PROBLEM DESCRIPTION: Could you copy the records below exactly, keeping none of the images?

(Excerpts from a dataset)
···
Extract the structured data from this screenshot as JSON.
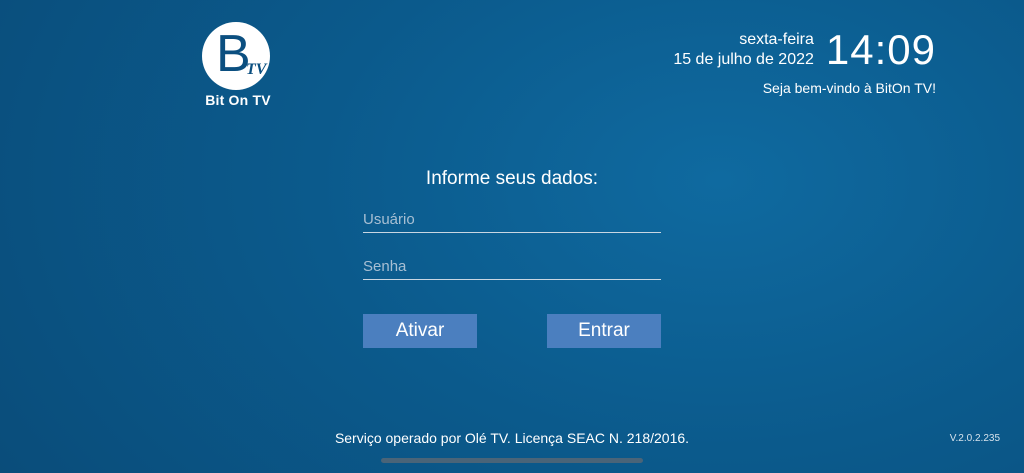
{
  "app": {
    "logo_letter": "B",
    "logo_tv": "TV",
    "brand_name": "Bit On TV"
  },
  "header": {
    "weekday": "sexta-feira",
    "date": "15 de julho de 2022",
    "time": "14:09",
    "welcome": "Seja bem-vindo à BitOn TV!"
  },
  "login": {
    "title": "Informe seus dados:",
    "username_placeholder": "Usuário",
    "username_value": "",
    "password_placeholder": "Senha",
    "password_value": "",
    "activate_label": "Ativar",
    "enter_label": "Entrar"
  },
  "footer": {
    "notice": "Serviço operado por Olé TV. Licença SEAC N. 218/2016.",
    "version": "V.2.0.2.235"
  },
  "colors": {
    "background": "#0b5a8c",
    "button": "#4b7fbf",
    "logo_blue": "#0b4f80"
  }
}
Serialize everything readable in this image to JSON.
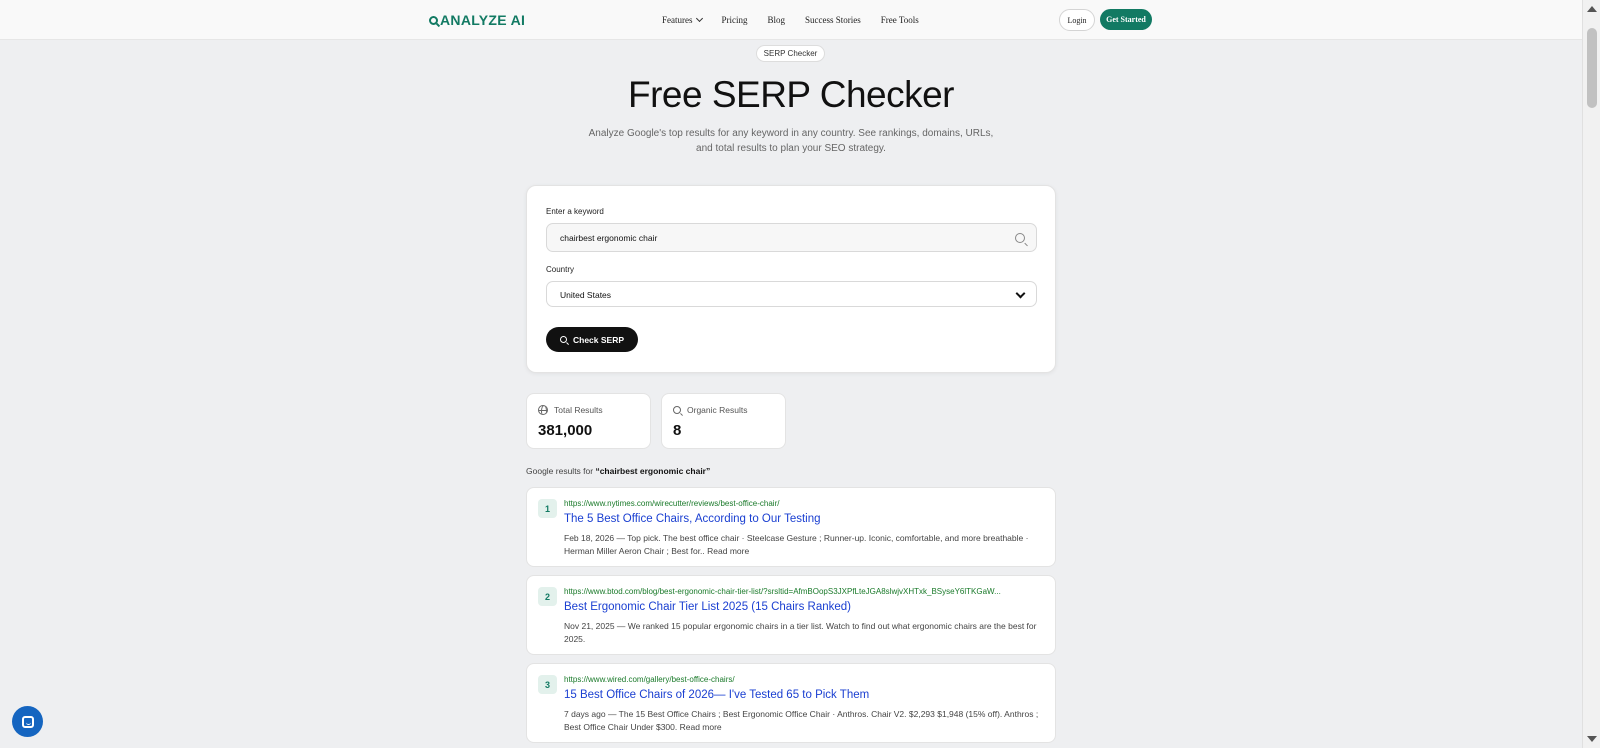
{
  "nav": {
    "logo": "ANALYZE AI",
    "links": [
      "Features",
      "Pricing",
      "Blog",
      "Success Stories",
      "Free Tools"
    ],
    "login": "Login",
    "get_started": "Get Started"
  },
  "hero": {
    "pill": "SERP Checker",
    "title": "Free SERP Checker",
    "subtitle": "Analyze Google's top results for any keyword in any country. See rankings, domains, URLs, and total results to plan your SEO strategy."
  },
  "form": {
    "keyword_label": "Enter a keyword",
    "keyword_value": "chairbest ergonomic chair",
    "country_label": "Country",
    "country_value": "United States",
    "submit": "Check SERP"
  },
  "stats": {
    "total_label": "Total Results",
    "total_value": "381,000",
    "organic_label": "Organic Results",
    "organic_value": "8"
  },
  "results_header": {
    "prefix": "Google results for ",
    "query": "“chairbest ergonomic chair”"
  },
  "results": [
    {
      "rank": "1",
      "url": "https://www.nytimes.com/wirecutter/reviews/best-office-chair/",
      "title": "The 5 Best Office Chairs, According to Our Testing",
      "snippet": "Feb 18, 2026 — Top pick. The best office chair · Steelcase Gesture ; Runner-up. Iconic, comfortable, and more breathable · Herman Miller Aeron Chair ; Best for.. Read more"
    },
    {
      "rank": "2",
      "url": "https://www.btod.com/blog/best-ergonomic-chair-tier-list/?srsltid=AfmBOopS3JXPfLteJGA8slwjvXHTxk_BSyseY6lTKGaW...",
      "title": "Best Ergonomic Chair Tier List 2025 (15 Chairs Ranked)",
      "snippet": "Nov 21, 2025 — We ranked 15 popular ergonomic chairs in a tier list. Watch to find out what ergonomic chairs are the best for 2025."
    },
    {
      "rank": "3",
      "url": "https://www.wired.com/gallery/best-office-chairs/",
      "title": "15 Best Office Chairs of 2026— I've Tested 65 to Pick Them",
      "snippet": "7 days ago — The 15 Best Office Chairs ; Best Ergonomic Office Chair · Anthros. Chair V2. $2,293 $1,948 (15% off). Anthros ; Best Office Chair Under $300. Read more"
    }
  ],
  "colors": {
    "brand": "#127a63",
    "link": "#1a3fd1",
    "url": "#1a7a2a",
    "chat": "#1565c0"
  },
  "icons": [
    "search-icon",
    "chevron-down-icon",
    "globe-icon",
    "chat-icon"
  ]
}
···
YOUR RESPONSE:
Extract the structured data from this screenshot as JSON.
{
  "app": {
    "logo_letter": "B",
    "logo_tv": "TV",
    "brand_name": "Bit On TV"
  },
  "header": {
    "weekday": "sexta-feira",
    "date": "15 de julho de 2022",
    "time": "14:09",
    "welcome": "Seja bem-vindo à BitOn TV!"
  },
  "login": {
    "title": "Informe seus dados:",
    "username_placeholder": "Usuário",
    "username_value": "",
    "password_placeholder": "Senha",
    "password_value": "",
    "activate_label": "Ativar",
    "enter_label": "Entrar"
  },
  "footer": {
    "notice": "Serviço operado por Olé TV. Licença SEAC N. 218/2016.",
    "version": "V.2.0.2.235"
  },
  "colors": {
    "background": "#0b5a8c",
    "button": "#4b7fbf",
    "logo_blue": "#0b4f80"
  }
}
Serialize everything readable in this image to JSON.
{
  "nav": {
    "logo": "ANALYZE AI",
    "links": [
      "Features",
      "Pricing",
      "Blog",
      "Success Stories",
      "Free Tools"
    ],
    "login": "Login",
    "get_started": "Get Started"
  },
  "hero": {
    "pill": "SERP Checker",
    "title": "Free SERP Checker",
    "subtitle": "Analyze Google's top results for any keyword in any country. See rankings, domains, URLs, and total results to plan your SEO strategy."
  },
  "form": {
    "keyword_label": "Enter a keyword",
    "keyword_value": "chairbest ergonomic chair",
    "country_label": "Country",
    "country_value": "United States",
    "submit": "Check SERP"
  },
  "stats": {
    "total_label": "Total Results",
    "total_value": "381,000",
    "organic_label": "Organic Results",
    "organic_value": "8"
  },
  "results_header": {
    "prefix": "Google results for ",
    "query": "“chairbest ergonomic chair”"
  },
  "results": [
    {
      "rank": "1",
      "url": "https://www.nytimes.com/wirecutter/reviews/best-office-chair/",
      "title": "The 5 Best Office Chairs, According to Our Testing",
      "snippet": "Feb 18, 2026 — Top pick. The best office chair · Steelcase Gesture ; Runner-up. Iconic, comfortable, and more breathable · Herman Miller Aeron Chair ; Best for.. Read more"
    },
    {
      "rank": "2",
      "url": "https://www.btod.com/blog/best-ergonomic-chair-tier-list/?srsltid=AfmBOopS3JXPfLteJGA8slwjvXHTxk_BSyseY6lTKGaW...",
      "title": "Best Ergonomic Chair Tier List 2025 (15 Chairs Ranked)",
      "snippet": "Nov 21, 2025 — We ranked 15 popular ergonomic chairs in a tier list. Watch to find out what ergonomic chairs are the best for 2025."
    },
    {
      "rank": "3",
      "url": "https://www.wired.com/gallery/best-office-chairs/",
      "title": "15 Best Office Chairs of 2026— I've Tested 65 to Pick Them",
      "snippet": "7 days ago — The 15 Best Office Chairs ; Best Ergonomic Office Chair · Anthros. Chair V2. $2,293 $1,948 (15% off). Anthros ; Best Office Chair Under $300. Read more"
    }
  ],
  "colors": {
    "brand": "#127a63",
    "link": "#1a3fd1",
    "url": "#1a7a2a",
    "chat": "#1565c0"
  },
  "icons": [
    "search-icon",
    "chevron-down-icon",
    "globe-icon",
    "chat-icon"
  ]
}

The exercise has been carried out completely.